On Tuesday afternoon, the water management district delivered a different and blunt message about how wrong the county was in many of its assumptions about its recreation plans.
In a letter to county administrator Len Sossamon, Brian Armstrong, executive director of Swiftmud, made it clear that the preserve belongs to them, was bought for conservation purposes and must maintain that focus.
The county’s plan, which includes a beach on a former rock mining lake in the preserve, activity areas, a kayak launch, fishing piers and a parking lot for approximately 550 vehicles is "intensely in excess of that to which the district, and our conservation partners, are accustomed,’’ Armstrong wrote.
Any plan would have to be "commensurate with that found in other district properties,’’ he said.
Swiftmud has no interest in a park entrance on Osowaw Boulevard, he said, which would impact a black bear corridor. Putting a park entrance on Shoal Line Boulevard has drawn opposition over the years from coastal residents.
"Accordingly, the district will only entertain proposals showing no more than 250 parking spaces,’’ Armstrong wrote. A similar recreation proposal was shot down in 2002 after strong public opposition.
Public opposition also ended plans for a beach and recreation area in 2014, when the county was trying to site a state- and county-funded education and tourism center, something Sossamon remembers well. Sossamon told commissioners Tuesday he takes the blame for things that go wrong, but he is not the person pushing this beach idea.
Champion and Commissioner Wayne Dukes strongly support the beach park and a referendum to ask county voters their opinion. Swiftmud’s executive director discouraged a referendum until after parties work out a required land swap and measure stakeholder opinions.
The county must return any property offered in trade to Swiftmud in a natural state, Armstrong said. The parcel Swiftmud wants from the county is behind the Hernando Beach Water Tower. It has been used as a wastewater treatment plant, a place to dump matter dredged from the Hernando Beach Channel and a storage site for debris, including concrete culverts. It will require work to restore.
Commissioners are concerned with what Hernando voters might want, Armstrong wrote, but Swiftmud represents 16 counties and numerous conservation partners.
"Groups such as the Audubon Society, Nature Conservancy, Native Plant Society and Gulf Coast Conservancy, to name a few, are informed and engaged stakeholders,’’ Armstrong wrote. "The district values being a good neighbor. The district would expect the county to engage with our various stakeholders for input and feedback both at present and in the future, should the proposed project proceed.’’
During the commission meeting, Hernando County resident Caleb Marion told Dukes he had no trouble gathering signatures against the park in Dukes’ neighborhood of Hernando Beach.
"Your people in your community don’t want this project,’’ he said.

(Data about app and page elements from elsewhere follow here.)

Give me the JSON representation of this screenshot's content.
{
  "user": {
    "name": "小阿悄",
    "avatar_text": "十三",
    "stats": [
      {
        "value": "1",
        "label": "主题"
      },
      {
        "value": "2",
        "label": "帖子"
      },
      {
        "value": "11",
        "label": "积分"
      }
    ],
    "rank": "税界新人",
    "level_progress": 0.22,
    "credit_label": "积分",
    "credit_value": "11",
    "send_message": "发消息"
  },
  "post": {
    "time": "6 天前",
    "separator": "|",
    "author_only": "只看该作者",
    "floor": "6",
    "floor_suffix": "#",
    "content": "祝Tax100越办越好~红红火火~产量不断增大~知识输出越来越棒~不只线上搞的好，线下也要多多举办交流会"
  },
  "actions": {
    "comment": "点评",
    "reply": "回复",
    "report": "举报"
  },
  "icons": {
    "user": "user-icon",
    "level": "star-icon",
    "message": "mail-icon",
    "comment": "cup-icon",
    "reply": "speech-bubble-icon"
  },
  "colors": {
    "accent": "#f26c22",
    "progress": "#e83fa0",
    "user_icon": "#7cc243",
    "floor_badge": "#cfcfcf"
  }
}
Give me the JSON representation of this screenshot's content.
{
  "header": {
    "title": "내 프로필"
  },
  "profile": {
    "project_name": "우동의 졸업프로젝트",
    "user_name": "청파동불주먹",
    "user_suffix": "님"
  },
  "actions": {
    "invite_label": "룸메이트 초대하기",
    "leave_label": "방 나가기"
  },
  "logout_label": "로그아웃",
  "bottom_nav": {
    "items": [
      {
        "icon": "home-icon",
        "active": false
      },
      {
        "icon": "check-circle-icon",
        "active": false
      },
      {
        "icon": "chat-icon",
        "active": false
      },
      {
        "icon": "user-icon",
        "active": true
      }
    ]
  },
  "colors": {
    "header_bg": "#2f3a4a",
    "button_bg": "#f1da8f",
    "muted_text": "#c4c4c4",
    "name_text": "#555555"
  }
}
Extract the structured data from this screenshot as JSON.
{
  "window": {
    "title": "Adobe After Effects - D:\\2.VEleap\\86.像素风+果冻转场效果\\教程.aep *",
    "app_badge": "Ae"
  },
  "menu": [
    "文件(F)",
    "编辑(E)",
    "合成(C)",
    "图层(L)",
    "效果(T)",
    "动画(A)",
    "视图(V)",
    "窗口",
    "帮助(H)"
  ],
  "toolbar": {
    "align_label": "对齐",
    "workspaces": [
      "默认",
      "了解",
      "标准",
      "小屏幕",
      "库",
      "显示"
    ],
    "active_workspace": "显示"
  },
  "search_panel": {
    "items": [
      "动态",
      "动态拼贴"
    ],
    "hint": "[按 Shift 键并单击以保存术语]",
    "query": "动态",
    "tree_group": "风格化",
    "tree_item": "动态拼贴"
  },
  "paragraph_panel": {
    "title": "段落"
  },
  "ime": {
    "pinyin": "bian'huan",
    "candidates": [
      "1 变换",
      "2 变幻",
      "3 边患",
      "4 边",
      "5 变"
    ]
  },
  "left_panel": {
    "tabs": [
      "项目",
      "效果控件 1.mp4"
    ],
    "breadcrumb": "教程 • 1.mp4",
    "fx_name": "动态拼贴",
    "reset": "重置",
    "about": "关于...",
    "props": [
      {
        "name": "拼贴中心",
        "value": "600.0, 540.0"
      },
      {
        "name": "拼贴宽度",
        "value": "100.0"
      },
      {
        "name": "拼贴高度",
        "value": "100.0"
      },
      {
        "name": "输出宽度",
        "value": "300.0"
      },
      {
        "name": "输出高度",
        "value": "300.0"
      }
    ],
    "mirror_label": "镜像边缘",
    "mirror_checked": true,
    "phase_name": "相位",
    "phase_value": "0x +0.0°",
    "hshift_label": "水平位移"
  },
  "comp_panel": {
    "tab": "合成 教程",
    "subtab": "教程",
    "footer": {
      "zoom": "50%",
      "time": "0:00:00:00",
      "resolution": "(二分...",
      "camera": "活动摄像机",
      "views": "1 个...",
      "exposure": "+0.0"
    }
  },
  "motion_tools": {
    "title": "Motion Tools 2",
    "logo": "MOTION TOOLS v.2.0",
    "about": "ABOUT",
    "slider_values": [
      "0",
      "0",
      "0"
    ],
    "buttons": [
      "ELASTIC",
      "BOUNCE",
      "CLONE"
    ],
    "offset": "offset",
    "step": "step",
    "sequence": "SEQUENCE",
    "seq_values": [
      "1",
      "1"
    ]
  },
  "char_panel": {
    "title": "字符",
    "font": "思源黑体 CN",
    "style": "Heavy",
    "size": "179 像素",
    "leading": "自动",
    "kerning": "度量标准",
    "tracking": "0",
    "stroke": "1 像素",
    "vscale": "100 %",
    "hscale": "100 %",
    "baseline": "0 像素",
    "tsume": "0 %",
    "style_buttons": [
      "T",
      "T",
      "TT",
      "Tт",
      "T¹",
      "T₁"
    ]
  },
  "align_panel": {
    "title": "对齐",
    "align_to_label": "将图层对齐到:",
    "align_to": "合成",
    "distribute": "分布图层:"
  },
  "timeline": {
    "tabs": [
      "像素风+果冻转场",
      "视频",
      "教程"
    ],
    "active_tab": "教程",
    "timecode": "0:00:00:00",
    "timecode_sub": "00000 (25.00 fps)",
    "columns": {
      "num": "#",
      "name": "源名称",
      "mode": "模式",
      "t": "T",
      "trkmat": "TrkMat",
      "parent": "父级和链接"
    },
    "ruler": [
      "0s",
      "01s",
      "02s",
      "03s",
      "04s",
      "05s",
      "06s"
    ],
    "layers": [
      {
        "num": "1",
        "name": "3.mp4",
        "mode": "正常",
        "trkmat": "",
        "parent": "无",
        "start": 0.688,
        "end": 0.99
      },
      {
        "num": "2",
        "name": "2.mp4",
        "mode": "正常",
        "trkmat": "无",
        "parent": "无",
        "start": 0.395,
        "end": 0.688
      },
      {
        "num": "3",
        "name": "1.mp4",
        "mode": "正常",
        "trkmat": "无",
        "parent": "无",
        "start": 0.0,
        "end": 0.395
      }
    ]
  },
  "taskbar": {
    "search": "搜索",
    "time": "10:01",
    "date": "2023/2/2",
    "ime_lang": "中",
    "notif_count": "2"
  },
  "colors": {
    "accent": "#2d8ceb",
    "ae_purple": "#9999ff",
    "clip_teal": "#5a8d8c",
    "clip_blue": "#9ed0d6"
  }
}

Area resident Jodie Pillarella blasted commissioners for spending tens of thousands of taxpayer dollars on a project they don’t know will be approved. She criticized them for discussing the plan again without advertising it on their agenda. Clearly, residents care about the issue, she said.
At the Swiftmud meeting, Hernando Beach resident Judy Zellmer blasted commissioners for a series of bad spending decisions about projects that have not worked out. Commissioners fail to hear opposition to their plan, she said.
"Do what our commission cannot and will not do,’’ she urged the Swiftmud board. "Stop this insanity in its tracks.’’
Champion said he was disappointed in the letter from Armstrong. but that county officials will continue to research their options. He said he will ask for a larger discussion of recreation expansion opportunities, possibly at Anderson Snow Park, at the July 10 commission meeting.
"I think this is going to squash it,’’ he said. "If we don’t have any recourse, we’re going to have to drop it.
"We really were trying to do the right thing.’’
Contact Barbara Behrendt at [email protected] or (352) 848-1434.